Exercise prompt: Go through the data below and report how many lines contain "label"; the reply holds only that number.

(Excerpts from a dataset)
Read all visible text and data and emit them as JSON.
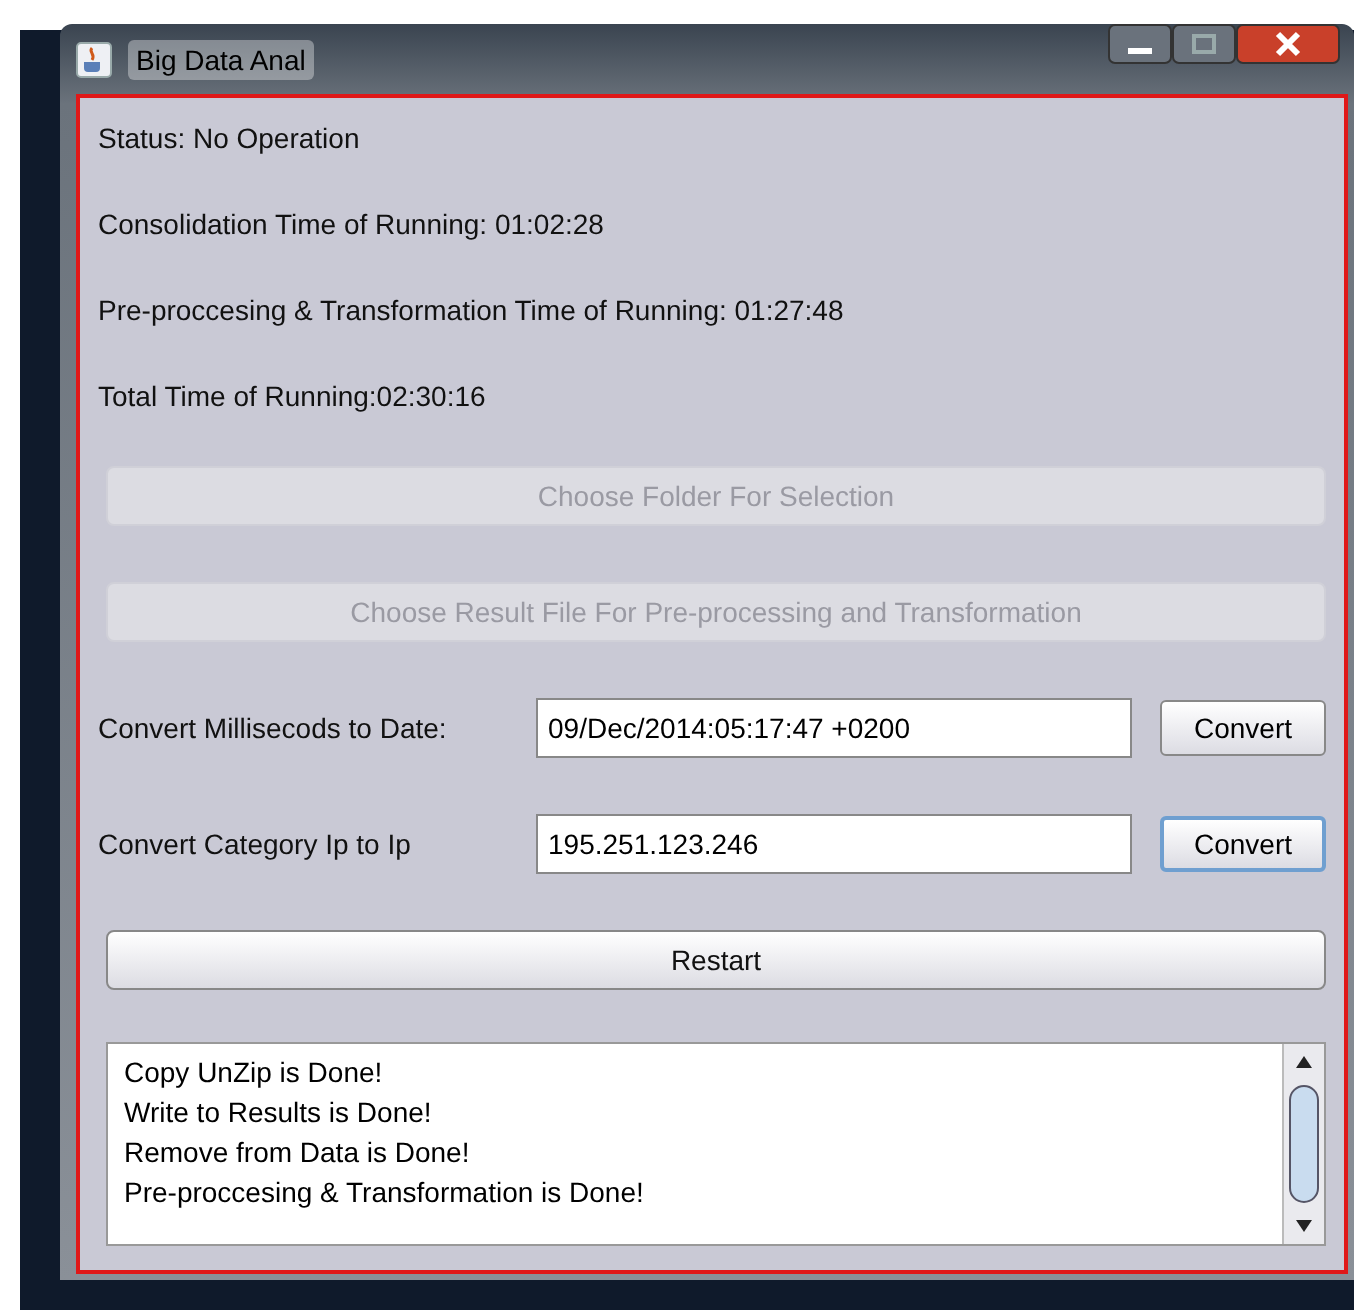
{
  "window": {
    "title": "Big Data Anal"
  },
  "status_lines": [
    "Status: No Operation",
    "Consolidation Time of Running: 01:02:28",
    "Pre-proccesing & Transformation Time of Running: 01:27:48",
    "Total Time of Running:02:30:16"
  ],
  "action_buttons": [
    {
      "label": "Choose Folder For Selection",
      "disabled": true
    },
    {
      "label": "Choose Result File For Pre-processing and Transformation",
      "disabled": true
    }
  ],
  "converters": [
    {
      "label": "Convert Millisecods to Date:",
      "value": "09/Dec/2014:05:17:47 +0200",
      "button": "Convert",
      "focused": false
    },
    {
      "label": "Convert Category Ip to Ip",
      "value": "195.251.123.246",
      "button": "Convert",
      "focused": true
    }
  ],
  "restart_button": {
    "label": "Restart",
    "disabled": false
  },
  "log": {
    "lines": [
      "Copy UnZip is Done!",
      "Write to Results is Done!",
      "Remove from Data is Done!",
      "Pre-proccesing & Transformation is Done!"
    ]
  }
}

Your solution: 5